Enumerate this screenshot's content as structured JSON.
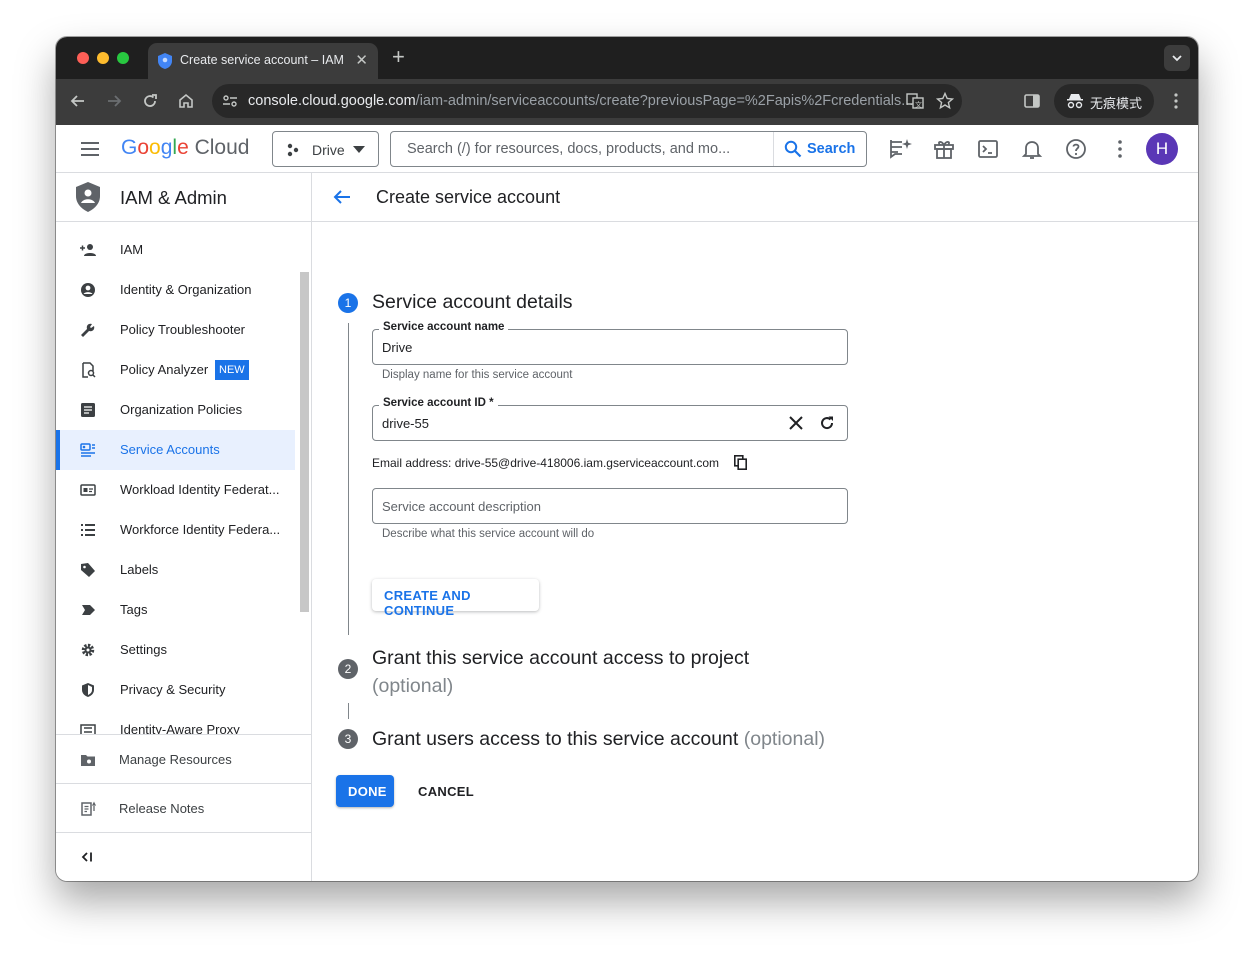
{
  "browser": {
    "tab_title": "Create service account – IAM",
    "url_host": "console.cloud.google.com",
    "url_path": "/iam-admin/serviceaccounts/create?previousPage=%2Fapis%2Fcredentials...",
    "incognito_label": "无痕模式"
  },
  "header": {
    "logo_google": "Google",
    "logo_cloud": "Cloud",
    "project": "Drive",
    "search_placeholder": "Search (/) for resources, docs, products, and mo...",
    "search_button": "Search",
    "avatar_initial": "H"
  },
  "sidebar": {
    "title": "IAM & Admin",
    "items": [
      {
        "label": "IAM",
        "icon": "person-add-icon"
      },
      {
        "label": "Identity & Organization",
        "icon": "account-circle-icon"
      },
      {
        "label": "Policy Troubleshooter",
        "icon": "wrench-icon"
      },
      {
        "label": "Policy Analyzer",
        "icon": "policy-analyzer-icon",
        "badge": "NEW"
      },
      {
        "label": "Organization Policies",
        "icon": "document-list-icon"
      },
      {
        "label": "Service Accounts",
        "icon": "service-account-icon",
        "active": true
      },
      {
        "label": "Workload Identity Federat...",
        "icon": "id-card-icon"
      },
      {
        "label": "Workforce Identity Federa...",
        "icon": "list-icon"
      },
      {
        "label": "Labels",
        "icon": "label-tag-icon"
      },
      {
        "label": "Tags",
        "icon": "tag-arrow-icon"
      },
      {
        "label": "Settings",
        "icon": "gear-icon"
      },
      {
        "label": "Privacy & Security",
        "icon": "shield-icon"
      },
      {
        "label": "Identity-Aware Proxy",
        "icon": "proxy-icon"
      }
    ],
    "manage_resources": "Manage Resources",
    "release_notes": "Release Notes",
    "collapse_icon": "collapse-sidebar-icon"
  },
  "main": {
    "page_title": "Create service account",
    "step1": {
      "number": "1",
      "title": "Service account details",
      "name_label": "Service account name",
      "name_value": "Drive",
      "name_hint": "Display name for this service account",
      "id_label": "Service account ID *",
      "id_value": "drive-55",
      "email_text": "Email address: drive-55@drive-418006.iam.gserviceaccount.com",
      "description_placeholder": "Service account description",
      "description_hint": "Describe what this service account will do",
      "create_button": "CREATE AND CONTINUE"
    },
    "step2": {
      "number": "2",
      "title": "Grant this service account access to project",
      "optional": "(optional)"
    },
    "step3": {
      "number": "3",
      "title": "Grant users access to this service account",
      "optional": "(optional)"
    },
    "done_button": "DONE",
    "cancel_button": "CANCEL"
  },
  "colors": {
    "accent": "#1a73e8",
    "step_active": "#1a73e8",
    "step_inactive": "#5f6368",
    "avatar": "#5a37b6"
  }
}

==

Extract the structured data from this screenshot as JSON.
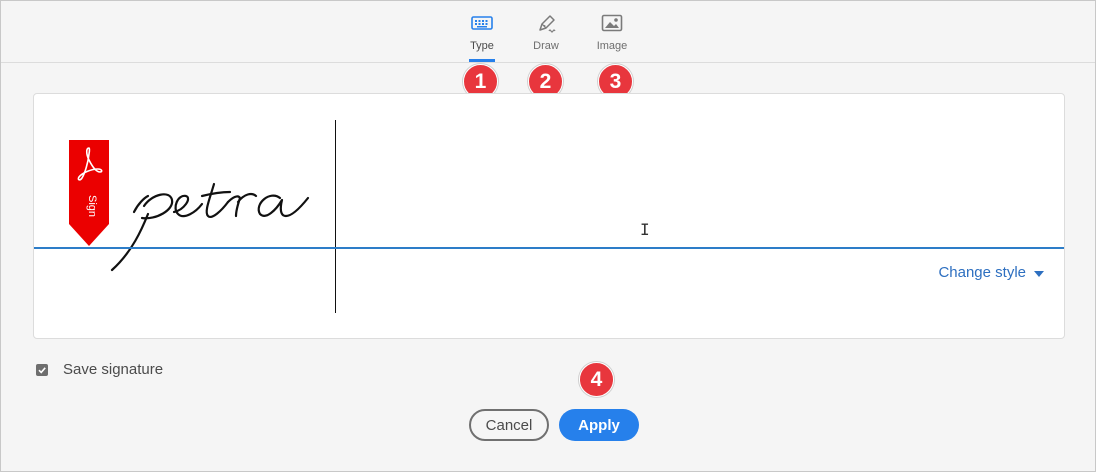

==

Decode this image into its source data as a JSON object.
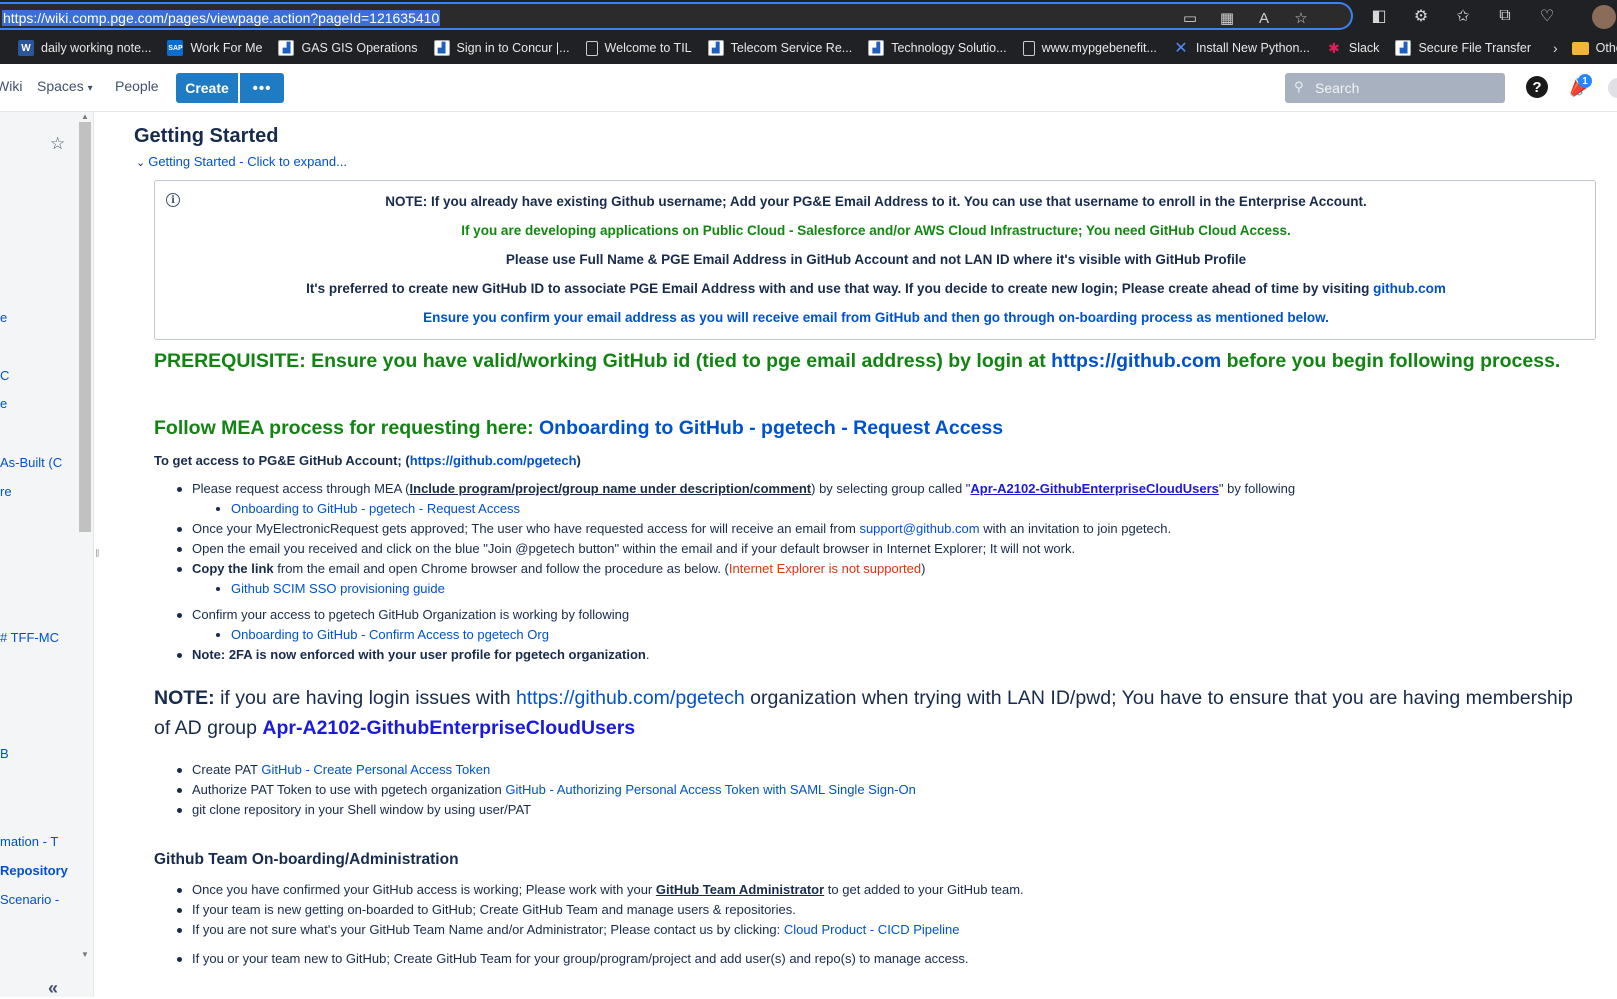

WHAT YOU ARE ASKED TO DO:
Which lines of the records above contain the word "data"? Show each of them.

EXERCISE SOLUTION:
Extract the structured data from this screenshot as JSON.
Decode this image into its source data as a JSON object.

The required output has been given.